[Data about app and page elements]
★ ★ ★ ★ ★ ★ ★
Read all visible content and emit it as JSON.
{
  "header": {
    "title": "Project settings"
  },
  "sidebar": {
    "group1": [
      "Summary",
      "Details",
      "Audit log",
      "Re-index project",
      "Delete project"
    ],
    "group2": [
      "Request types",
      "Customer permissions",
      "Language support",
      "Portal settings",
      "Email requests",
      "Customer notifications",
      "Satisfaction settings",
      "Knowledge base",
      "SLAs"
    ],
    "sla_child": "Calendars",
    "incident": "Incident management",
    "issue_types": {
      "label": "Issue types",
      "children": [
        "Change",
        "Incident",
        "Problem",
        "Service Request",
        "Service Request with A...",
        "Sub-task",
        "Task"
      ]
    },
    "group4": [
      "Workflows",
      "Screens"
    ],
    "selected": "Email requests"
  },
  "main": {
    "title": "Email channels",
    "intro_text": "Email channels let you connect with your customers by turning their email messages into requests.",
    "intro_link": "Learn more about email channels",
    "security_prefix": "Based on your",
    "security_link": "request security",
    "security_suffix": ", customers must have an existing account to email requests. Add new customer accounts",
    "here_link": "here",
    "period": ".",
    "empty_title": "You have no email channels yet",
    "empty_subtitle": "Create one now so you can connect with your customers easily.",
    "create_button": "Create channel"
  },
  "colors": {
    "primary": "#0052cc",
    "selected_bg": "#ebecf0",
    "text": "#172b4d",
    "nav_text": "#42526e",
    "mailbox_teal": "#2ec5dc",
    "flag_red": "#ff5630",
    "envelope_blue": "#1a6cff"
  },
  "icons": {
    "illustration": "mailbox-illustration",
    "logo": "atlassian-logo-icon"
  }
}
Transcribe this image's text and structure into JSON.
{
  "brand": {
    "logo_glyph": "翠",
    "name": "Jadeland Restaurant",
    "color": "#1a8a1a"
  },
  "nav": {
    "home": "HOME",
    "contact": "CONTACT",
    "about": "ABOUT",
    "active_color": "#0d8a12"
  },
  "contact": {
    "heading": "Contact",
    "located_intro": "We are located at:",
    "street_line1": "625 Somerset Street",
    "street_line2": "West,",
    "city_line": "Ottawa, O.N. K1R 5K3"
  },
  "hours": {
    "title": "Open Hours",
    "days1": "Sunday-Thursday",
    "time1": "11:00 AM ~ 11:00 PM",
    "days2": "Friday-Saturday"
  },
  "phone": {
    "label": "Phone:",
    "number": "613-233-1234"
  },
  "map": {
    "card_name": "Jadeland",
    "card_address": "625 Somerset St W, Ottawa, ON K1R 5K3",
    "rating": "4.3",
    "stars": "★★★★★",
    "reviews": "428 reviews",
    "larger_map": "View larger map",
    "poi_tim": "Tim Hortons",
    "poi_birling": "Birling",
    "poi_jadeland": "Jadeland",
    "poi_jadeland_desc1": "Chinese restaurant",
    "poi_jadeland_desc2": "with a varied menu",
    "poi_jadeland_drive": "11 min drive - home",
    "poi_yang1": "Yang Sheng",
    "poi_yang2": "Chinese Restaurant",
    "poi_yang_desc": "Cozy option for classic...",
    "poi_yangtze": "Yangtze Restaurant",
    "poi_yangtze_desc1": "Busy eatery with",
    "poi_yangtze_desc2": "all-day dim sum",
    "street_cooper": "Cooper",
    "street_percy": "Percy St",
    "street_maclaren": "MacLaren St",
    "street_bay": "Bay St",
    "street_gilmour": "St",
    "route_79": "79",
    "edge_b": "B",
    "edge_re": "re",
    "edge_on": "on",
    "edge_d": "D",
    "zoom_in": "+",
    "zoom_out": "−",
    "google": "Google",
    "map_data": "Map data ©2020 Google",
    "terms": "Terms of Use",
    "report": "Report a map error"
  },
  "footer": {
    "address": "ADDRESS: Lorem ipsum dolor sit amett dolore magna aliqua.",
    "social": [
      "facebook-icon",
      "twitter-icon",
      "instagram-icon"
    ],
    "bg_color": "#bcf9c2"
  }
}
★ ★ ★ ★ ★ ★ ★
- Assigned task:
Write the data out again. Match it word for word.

- Expected output:
Read all visible content and emit it as JSON.
{
  "header": {
    "title": "Project settings"
  },
  "sidebar": {
    "group1": [
      "Summary",
      "Details",
      "Audit log",
      "Re-index project",
      "Delete project"
    ],
    "group2": [
      "Request types",
      "Customer permissions",
      "Language support",
      "Portal settings",
      "Email requests",
      "Customer notifications",
      "Satisfaction settings",
      "Knowledge base",
      "SLAs"
    ],
    "sla_child": "Calendars",
    "incident": "Incident management",
    "issue_types": {
      "label": "Issue types",
      "children": [
        "Change",
        "Incident",
        "Problem",
        "Service Request",
        "Service Request with A...",
        "Sub-task",
        "Task"
      ]
    },
    "group4": [
      "Workflows",
      "Screens"
    ],
    "selected": "Email requests"
  },
  "main": {
    "title": "Email channels",
    "intro_text": "Email channels let you connect with your customers by turning their email messages into requests.",
    "intro_link": "Learn more about email channels",
    "security_prefix": "Based on your",
    "security_link": "request security",
    "security_suffix": ", customers must have an existing account to email requests. Add new customer accounts",
    "here_link": "here",
    "period": ".",
    "empty_title": "You have no email channels yet",
    "empty_subtitle": "Create one now so you can connect with your customers easily.",
    "create_button": "Create channel"
  },
  "colors": {
    "primary": "#0052cc",
    "selected_bg": "#ebecf0",
    "text": "#172b4d",
    "nav_text": "#42526e",
    "mailbox_teal": "#2ec5dc",
    "flag_red": "#ff5630",
    "envelope_blue": "#1a6cff"
  },
  "icons": {
    "illustration": "mailbox-illustration",
    "logo": "atlassian-logo-icon"
  }
}
Transcribe this image's text and structure into JSON.
{
  "brand": {
    "logo_glyph": "翠",
    "name": "Jadeland Restaurant",
    "color": "#1a8a1a"
  },
  "nav": {
    "home": "HOME",
    "contact": "CONTACT",
    "about": "ABOUT",
    "active_color": "#0d8a12"
  },
  "contact": {
    "heading": "Contact",
    "located_intro": "We are located at:",
    "street_line1": "625 Somerset Street",
    "street_line2": "West,",
    "city_line": "Ottawa, O.N. K1R 5K3"
  },
  "hours": {
    "title": "Open Hours",
    "days1": "Sunday-Thursday",
    "time1": "11:00 AM ~ 11:00 PM",
    "days2": "Friday-Saturday"
  },
  "phone": {
    "label": "Phone:",
    "number": "613-233-1234"
  },
  "map": {
    "card_name": "Jadeland",
    "card_address": "625 Somerset St W, Ottawa, ON K1R 5K3",
    "rating": "4.3",
    "stars": "★★★★★",
    "reviews": "428 reviews",
    "larger_map": "View larger map",
    "poi_tim": "Tim Hortons",
    "poi_birling": "Birling",
    "poi_jadeland": "Jadeland",
    "poi_jadeland_desc1": "Chinese restaurant",
    "poi_jadeland_desc2": "with a varied menu",
    "poi_jadeland_drive": "11 min drive - home",
    "poi_yang1": "Yang Sheng",
    "poi_yang2": "Chinese Restaurant",
    "poi_yang_desc": "Cozy option for classic...",
    "poi_yangtze": "Yangtze Restaurant",
    "poi_yangtze_desc1": "Busy eatery with",
    "poi_yangtze_desc2": "all-day dim sum",
    "street_cooper": "Cooper",
    "street_percy": "Percy St",
    "street_maclaren": "MacLaren St",
    "street_bay": "Bay St",
    "street_gilmour": "St",
    "route_79": "79",
    "edge_b": "B",
    "edge_re": "re",
    "edge_on": "on",
    "edge_d": "D",
    "zoom_in": "+",
    "zoom_out": "−",
    "google": "Google",
    "map_data": "Map data ©2020 Google",
    "terms": "Terms of Use",
    "report": "Report a map error"
  },
  "footer": {
    "address": "ADDRESS: Lorem ipsum dolor sit amett dolore magna aliqua.",
    "social": [
      "facebook-icon",
      "twitter-icon",
      "instagram-icon"
    ],
    "bg_color": "#bcf9c2"
  }
}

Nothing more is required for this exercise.